While it’s true that one end-of-the-year holiday is in the books for 2014, there are two more to cook for. When I first went to Hong Kong (pre-1997), I was astounded by the number of holidays they celebrated there – essentially all the traditional Chinese holidays as well as all the British ones – possibly 30+ days each year in total. Asian New Year (年节: Nián Jié, or Nián Festival) alone is over two weeks long. They love holidays in Hong Kong, and simple, clean, often ingenious Asian celebratory cuisine was always to be found.
To my delight, I also found that much of that festive Asian cuisine adapted perfectly well to the spirit of our own end-of-year holidays as well, and I thought I’d put out a few examples.
These snacks start life as colorful, tough eyeglass-lens-like, thin, semi-transparent disks. They puff up like popcorn in hot oil, and they have a very pleasant, surprisingly concentrated shellfish taste. Shrimp chips are reminiscent of New Year’s Day celebrations, but certainly are very welcome at any party gathering.
Blogger Jonathan H. Liu
and his eight-year-old demonstrate their preparation.
One of the oldest ways in the world to prepare coffee. Because this robust coffee is brought to a gentle boil three separate times, complex flavors emerge and are locked in. Select a rich, complex roast with a distinctive flavor, such as Kona (Hawai’i), Java (Indonesia), or mountain Việtnamese, and grind it as finely as you possibly can using a mortar and pestle. Weaponize it lol! Traditional Turkish coffee has four grades of sweetness, as follows:
||half a teaspoon sugar
||one level teaspoon sugar
||one and a half teaspoons sugar
For each demi-tasse, put 3 ounces (90ml) of cold water in your boiling pot, between one to two heaping teaspoons of your fine-ground coffee powder, and your choice of the amount of desired sugar from the table, above. Stir only until the sugar is fully dissolved and your coffee grounds sink to the bottom. Bring to a gentle boil over moderate heat, then take it off the heat to rest for a short time. Repeat a second time, then a third. The objective is to produce a thick foam head (called a crema
) on top of your poured brew.
Fully evolved, heady and complex with layer upon layer of wonderful flavors – no wonder it’s considered one of the best coffee preparations in the world.
Morsel delicacies called dim sum evolved from the need to add something to eat to the age-old practice of tea-tasting (yum cha) for travelers along the ancient Silk Road.
Har Gao are made of a delicate thin wheat starch skin in which is steamed a chopped shrimp filling. Not the easiest appetizer to make, but luscious and very refined. Who doesn't like har gao?

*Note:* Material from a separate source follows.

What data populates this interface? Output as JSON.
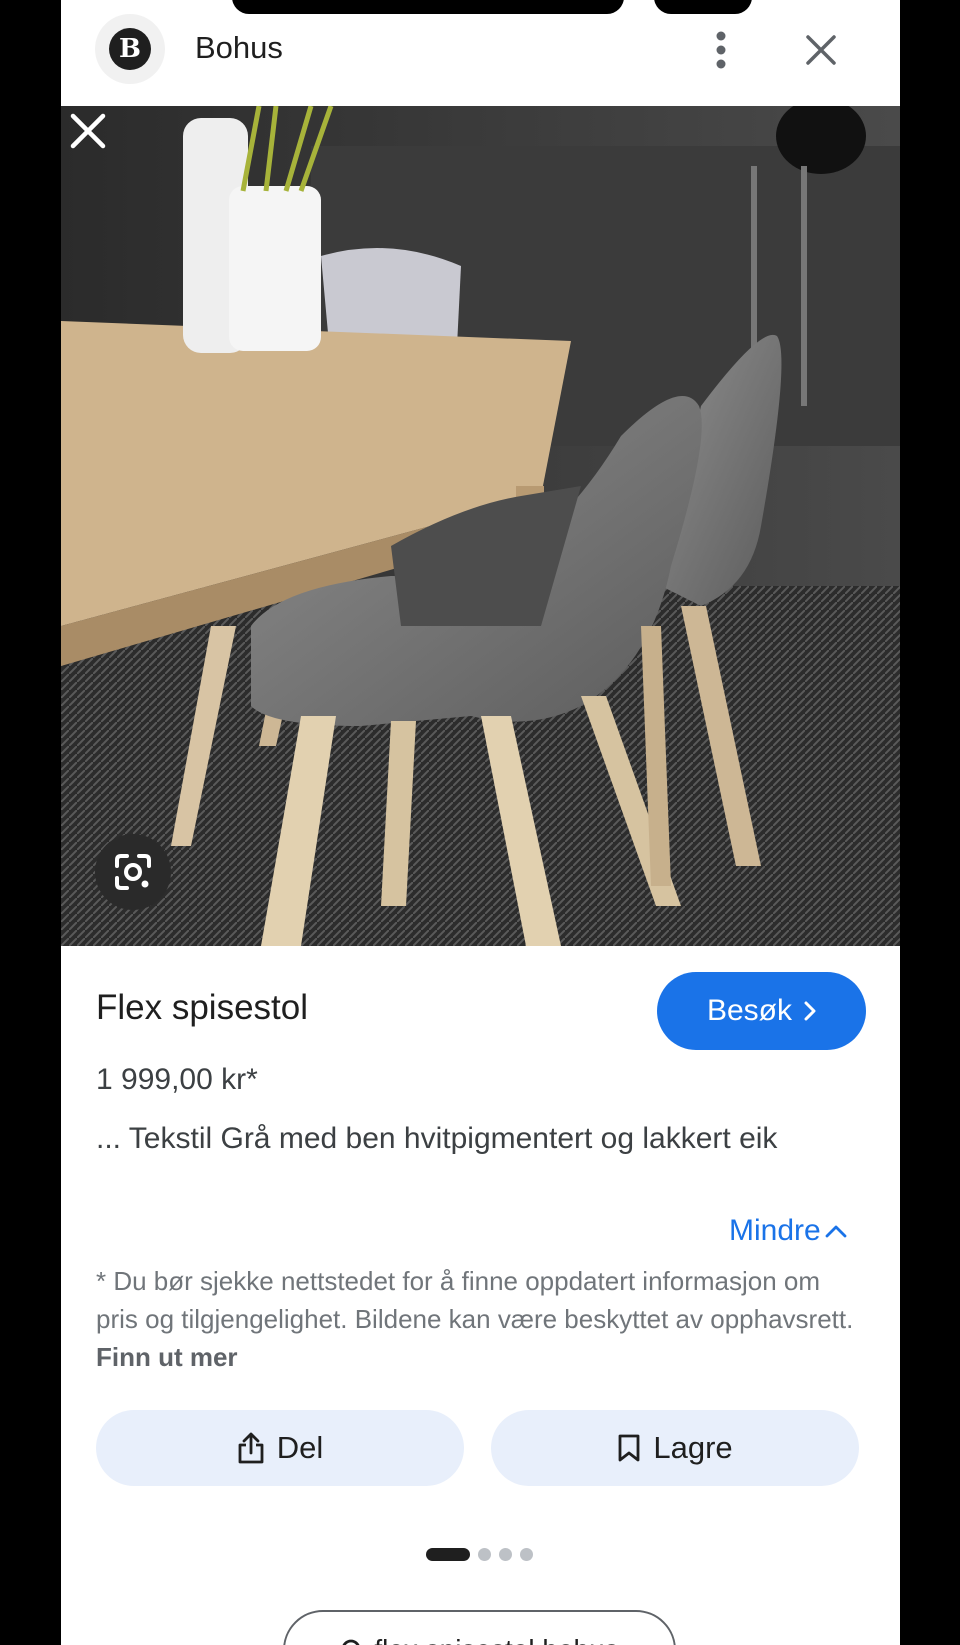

Serve as-is (more traditional), or with a dipping sauce of two parts shoyu (soy sauce) with one part fine rice wine vinegar with the tiniest pinch of sugar added.
a fine blended fortified wine apéritif port or sherry, but less harsh, lighter, delicate, and more natural and fruity. Japanese umeshu
(梅酒: plum liquor or plum wine) predates sushi culture by about a millennium, and it couldn't be more festive. Some offerings have an ume
plum or two in the bottom of the bottle.
While you can make your own - and Japanese people do - buy a good bottle of Choya or Takara umeshu
for as little as $9 at an Asian grocery. Serve it ice cold in a tiny apéritif glass along with your dessert. Delicious, and with just the perfect amount of natural sweetness - your guests will have no idea that it’s Asian.